- Click the Select Photos button or drag and drop your assortment of photos from your computer onto the box on the screen. You can select all of them by clicking the first image, holding down your Shift key (Win) and clicking the last image in the collection.
Uploading can take several seconds or even a few minutes. Leave your browser tab open until you see the screen telling you they will email you when your photos are ready.
- When you receive the notification email, click it to go to your photos on MyHeritage.
- There will be many boxes of photos, each representing a theme. You can scroll through them to quickly find ones that look good. It’s normal to see many that didn’t work out. This is due to the particular photos that you uploaded not suiting the image very well. However, if you follow the guidelines above, you should have many excellent photos to choose from.
- Click the desired photos and download them to your computer.
The Results are Amazing
Here I am as an Egyptian Queen
And here I am ready to head off into the 1950 skies as a stewardess:
And I could be the third sister my Grandmother’s family in the 1930s:
Here’s our weekly roundup of new genealogy records online. Which ones mention your ancestors? Think Australian, British, Czech, German, Irish and the U.S. (Illinois, New Jersey and Texas).
AUSTRALIA IMMIGRATION. A new collection of passenger lists for Victoria, Australia (1852-1924) is now browsable for free on FamilySearch.org.
BRITISH MILITARY. Findmypast.com has released over 900,000 Royal Navy and Royal Marine service and pension records (1704-1919). Transcripts and images may divulge personal details along with the particulars of a person’s military service, next of kin, payment and more.
CZECHOSLOVAKIA HOLOCAUST. A new database of selected Holocaust records for Prague, Czechoslovakia (1939-1945) is available at Ancestry.com, as is an update to a companion database of Czech Holocaust records for the same time period, both from the United States Holocaust Memorial Museum.
ENGLAND – SURREY. Ancestry.com has posted various new records collections for Sutton, Surrey, England: Church of England vital records spanning 1538-1812; more Church of England births and baptisms (1813-1915), marriages and banns (1754-1940) and deaths and burials (1813-1985); tax collection rate books (1783-1914) and electoral registers (1931-1970).
GERMANY – HESSE CIVIL REGISTRATIONS. Nearly 300,000 indexed names have been added to a free online collection of civil registrations for Frankfurt, Hesse, Germany (1811-1814, 1833-1928).
IRELAND CHURCH. The initial phase of a fantastic new collection of Irish Quaker church records has been published at Findmypast.com. Over 1.3 million Irish Quaker records are there now, including births, marriages, deaths, school and migration records, many dating back to the mid-1600s.
UK VITAL EVENTS. Ancestry.com has added new collections of UK births, marriages and deaths recorded in far-flung places or unusual settings: at sea (1844-1890); with the Army and Navy (1730-1960); and as registered by British consulates (1810-1968).

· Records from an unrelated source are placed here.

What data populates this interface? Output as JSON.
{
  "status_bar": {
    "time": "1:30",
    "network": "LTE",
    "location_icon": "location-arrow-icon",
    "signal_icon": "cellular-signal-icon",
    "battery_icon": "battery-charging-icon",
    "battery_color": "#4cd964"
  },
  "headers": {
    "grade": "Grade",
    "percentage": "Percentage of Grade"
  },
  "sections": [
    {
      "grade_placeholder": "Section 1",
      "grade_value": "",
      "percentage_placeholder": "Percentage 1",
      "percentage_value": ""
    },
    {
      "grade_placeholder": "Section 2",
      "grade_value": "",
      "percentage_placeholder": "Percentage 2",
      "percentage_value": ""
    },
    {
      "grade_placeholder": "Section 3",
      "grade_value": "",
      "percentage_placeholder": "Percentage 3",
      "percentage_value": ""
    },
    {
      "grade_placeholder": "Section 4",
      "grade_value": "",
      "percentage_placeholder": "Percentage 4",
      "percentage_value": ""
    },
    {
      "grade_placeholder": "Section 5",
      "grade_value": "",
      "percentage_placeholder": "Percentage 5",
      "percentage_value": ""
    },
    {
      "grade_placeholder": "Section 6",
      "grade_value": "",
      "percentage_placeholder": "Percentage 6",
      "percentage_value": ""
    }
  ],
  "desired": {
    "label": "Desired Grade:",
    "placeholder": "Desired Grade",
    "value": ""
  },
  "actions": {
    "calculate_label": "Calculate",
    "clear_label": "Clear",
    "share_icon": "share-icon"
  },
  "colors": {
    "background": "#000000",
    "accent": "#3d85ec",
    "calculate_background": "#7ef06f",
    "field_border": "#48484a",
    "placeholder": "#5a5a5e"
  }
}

US – ILLINOIS BIRTHS. About 160,000 indexed names have been added to a collection of Cook County, Illinois birth certificates (1871-1940). Cook County includes the city of Chicago.
US – NEW JERSEY MARRIAGES. Over 100,000 names are newly-indexed in a free online collection of New Jersey marriage records (dating to 1670!) at FamilySearch.org.
US – TEXAS IMMIGRATION. About 860,000 indexed names have been added to a free existing database of Laredo, Texas passenger arrival manifests (1903-1955) at FamilySearch.org.
There are literally millions of new genealogy records online every week. It’s hard to keep up, so will you help us spread the word? Thanks for sharing this list on your favorite social media site.